Data about app and page elements:
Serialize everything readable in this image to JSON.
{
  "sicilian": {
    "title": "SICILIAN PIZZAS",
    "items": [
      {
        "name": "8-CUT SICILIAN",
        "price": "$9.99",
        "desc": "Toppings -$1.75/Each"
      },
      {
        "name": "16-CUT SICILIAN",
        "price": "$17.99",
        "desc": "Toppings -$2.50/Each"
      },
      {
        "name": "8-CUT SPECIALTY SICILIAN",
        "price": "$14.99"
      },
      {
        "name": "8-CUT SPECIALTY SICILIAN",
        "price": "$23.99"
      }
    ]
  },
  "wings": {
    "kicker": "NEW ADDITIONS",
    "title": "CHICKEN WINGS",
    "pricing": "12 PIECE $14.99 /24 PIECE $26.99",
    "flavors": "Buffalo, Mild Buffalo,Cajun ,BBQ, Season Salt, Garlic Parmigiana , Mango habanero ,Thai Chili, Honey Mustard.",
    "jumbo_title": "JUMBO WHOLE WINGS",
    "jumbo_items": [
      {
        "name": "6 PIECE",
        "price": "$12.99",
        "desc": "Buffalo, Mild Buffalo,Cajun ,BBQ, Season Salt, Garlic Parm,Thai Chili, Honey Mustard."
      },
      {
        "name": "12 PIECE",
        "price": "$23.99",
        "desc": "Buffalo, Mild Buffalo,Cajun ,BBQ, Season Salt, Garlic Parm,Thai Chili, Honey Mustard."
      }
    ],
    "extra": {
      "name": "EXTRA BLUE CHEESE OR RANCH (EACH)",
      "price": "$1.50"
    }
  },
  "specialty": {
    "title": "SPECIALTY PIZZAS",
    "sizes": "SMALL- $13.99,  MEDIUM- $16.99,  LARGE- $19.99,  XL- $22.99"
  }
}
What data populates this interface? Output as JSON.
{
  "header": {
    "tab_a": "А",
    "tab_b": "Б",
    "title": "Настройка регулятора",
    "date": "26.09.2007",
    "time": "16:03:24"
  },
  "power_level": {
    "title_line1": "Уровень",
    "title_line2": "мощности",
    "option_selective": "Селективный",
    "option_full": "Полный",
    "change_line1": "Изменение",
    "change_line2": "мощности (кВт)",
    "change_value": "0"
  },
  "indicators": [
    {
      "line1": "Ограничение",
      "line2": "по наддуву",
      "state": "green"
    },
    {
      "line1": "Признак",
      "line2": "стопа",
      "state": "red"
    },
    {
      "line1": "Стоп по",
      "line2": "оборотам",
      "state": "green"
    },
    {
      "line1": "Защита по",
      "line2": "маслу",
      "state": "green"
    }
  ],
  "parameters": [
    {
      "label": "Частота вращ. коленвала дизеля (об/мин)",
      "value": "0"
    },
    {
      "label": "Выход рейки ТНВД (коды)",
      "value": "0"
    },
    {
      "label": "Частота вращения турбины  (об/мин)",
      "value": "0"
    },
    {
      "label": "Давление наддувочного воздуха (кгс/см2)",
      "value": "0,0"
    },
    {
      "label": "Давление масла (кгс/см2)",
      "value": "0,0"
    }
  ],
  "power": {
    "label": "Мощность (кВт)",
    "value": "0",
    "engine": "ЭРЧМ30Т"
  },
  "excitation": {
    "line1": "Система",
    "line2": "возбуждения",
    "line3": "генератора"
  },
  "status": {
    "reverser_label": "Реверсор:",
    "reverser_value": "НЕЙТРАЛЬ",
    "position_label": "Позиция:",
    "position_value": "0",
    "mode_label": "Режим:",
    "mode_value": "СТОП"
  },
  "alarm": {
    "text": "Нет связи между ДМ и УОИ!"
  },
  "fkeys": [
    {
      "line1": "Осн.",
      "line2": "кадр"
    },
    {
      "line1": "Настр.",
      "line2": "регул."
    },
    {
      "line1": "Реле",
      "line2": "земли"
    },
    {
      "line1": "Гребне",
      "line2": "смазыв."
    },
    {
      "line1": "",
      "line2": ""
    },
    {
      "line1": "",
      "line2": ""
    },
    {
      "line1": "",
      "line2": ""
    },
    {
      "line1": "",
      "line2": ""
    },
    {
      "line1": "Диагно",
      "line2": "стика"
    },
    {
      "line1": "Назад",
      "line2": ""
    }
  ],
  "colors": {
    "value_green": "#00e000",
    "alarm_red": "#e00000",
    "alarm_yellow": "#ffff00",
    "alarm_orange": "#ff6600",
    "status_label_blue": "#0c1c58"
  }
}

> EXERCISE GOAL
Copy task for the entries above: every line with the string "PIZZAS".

> EXERCISE SOLUTION
    "title": "SICILIAN PIZZAS",
    "title": "SPECIALTY PIZZAS",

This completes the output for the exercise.